I was terrified before I got onto the plane, even though it was bound for my dream destination.
I was worried even though I knew about the beautiful things that awaited me here.
Why? I’m not entirely sure. I just know that my head fills with everything that could go wrong. It fills up until I’m so fogged with anxiety I would much rather stay home. It feels odd to type that sitting in a hotel in Osaka, but it’s true.
Perhaps that was the moment I really questioned whether, despite working in travel, I’m really a traveller. I love culture, but I hate being squished into an economy class cabin. I value the art, but I loathe the inconveniences and time delays. I’m here, and I love it. But I’m only here as it was a perk of the job. Is it my own awful tendency towards passivity that stops me from being a traveller, or is it simply not something I am drawn to? I mean the benefits of travel are fantastic, but it’s also very expensive. It takes a lot of time. Do the pros really outweigh the cons?
Being here has taken my mind off all the silly little pointlessnesses of work. With physical distance comes some mental detachment.

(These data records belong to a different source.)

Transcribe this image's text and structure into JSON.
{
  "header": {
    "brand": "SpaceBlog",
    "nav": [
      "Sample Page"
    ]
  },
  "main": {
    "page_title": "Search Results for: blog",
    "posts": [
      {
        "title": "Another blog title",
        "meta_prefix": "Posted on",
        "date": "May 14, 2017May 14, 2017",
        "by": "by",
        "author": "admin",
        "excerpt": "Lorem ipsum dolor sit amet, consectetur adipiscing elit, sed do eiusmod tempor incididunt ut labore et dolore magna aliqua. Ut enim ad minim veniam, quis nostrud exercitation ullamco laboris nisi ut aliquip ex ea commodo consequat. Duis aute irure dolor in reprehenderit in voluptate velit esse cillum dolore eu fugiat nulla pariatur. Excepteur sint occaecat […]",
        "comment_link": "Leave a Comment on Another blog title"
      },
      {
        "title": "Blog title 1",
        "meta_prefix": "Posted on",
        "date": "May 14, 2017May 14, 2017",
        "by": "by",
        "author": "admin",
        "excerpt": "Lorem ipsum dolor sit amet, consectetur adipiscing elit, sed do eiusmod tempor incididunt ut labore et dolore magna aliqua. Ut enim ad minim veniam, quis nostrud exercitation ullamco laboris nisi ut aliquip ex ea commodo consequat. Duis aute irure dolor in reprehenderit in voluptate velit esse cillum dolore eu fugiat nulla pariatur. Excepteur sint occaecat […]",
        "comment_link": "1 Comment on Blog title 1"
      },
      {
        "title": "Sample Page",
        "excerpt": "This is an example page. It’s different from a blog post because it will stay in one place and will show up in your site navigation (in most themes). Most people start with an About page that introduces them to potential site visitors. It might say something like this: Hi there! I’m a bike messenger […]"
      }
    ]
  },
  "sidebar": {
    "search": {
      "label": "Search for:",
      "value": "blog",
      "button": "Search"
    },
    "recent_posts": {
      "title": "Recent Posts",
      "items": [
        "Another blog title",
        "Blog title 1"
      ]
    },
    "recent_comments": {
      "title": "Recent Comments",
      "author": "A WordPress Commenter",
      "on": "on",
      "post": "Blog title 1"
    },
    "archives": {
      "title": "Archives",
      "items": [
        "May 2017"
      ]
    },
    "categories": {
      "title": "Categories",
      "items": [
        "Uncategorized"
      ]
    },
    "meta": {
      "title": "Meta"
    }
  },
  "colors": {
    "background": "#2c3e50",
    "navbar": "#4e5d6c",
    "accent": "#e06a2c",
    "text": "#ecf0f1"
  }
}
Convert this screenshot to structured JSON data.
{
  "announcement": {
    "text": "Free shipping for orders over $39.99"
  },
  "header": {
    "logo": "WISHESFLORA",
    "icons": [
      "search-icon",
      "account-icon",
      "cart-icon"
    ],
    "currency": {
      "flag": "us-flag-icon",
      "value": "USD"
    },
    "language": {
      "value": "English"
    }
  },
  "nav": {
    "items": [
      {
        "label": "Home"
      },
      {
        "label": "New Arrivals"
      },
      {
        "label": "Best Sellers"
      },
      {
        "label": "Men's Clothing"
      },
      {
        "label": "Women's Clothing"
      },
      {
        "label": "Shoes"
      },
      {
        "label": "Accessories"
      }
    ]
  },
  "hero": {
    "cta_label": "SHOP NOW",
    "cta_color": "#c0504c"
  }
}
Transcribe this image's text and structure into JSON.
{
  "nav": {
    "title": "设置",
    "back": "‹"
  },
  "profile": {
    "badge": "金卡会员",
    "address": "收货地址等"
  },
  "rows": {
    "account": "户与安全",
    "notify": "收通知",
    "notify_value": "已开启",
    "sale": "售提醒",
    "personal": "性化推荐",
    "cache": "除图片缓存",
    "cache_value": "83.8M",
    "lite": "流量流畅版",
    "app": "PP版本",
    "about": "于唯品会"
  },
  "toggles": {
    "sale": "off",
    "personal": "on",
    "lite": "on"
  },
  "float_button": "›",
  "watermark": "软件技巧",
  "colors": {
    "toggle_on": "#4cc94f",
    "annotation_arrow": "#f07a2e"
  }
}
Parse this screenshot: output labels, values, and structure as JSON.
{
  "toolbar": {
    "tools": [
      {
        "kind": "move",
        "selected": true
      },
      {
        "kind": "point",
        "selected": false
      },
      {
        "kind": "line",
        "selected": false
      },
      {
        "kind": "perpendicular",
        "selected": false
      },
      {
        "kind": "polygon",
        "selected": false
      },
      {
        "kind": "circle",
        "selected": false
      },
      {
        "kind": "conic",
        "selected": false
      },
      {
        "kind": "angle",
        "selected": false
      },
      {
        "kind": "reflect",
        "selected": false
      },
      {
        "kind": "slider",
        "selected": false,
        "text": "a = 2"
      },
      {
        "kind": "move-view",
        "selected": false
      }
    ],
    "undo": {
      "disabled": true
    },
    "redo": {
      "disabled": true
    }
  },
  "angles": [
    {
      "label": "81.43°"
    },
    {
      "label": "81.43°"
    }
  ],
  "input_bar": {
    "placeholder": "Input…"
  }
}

I hope the next 10 days, as I travel across Japan, will bring me wonderful new experiences. But the worst thing, the thing I see all around me, are simply people who use travel as a means to escape their day to day life. It’s easy to pass off being well travelled as being enlightened, but in my finding they’re not the same thing. I don’t want to be a person who lives for the weekend. I don’t want to be that person who saves money to “find themselves” once a year by going travelling.
I want to be the person who loves their day to day life. Who finds interest in their friends, their career, their partner. Who is contented and successful. I want those to be the things that thrill and fulfil me, not finding escape in something I buy, even if that something is the loaded word “travel”.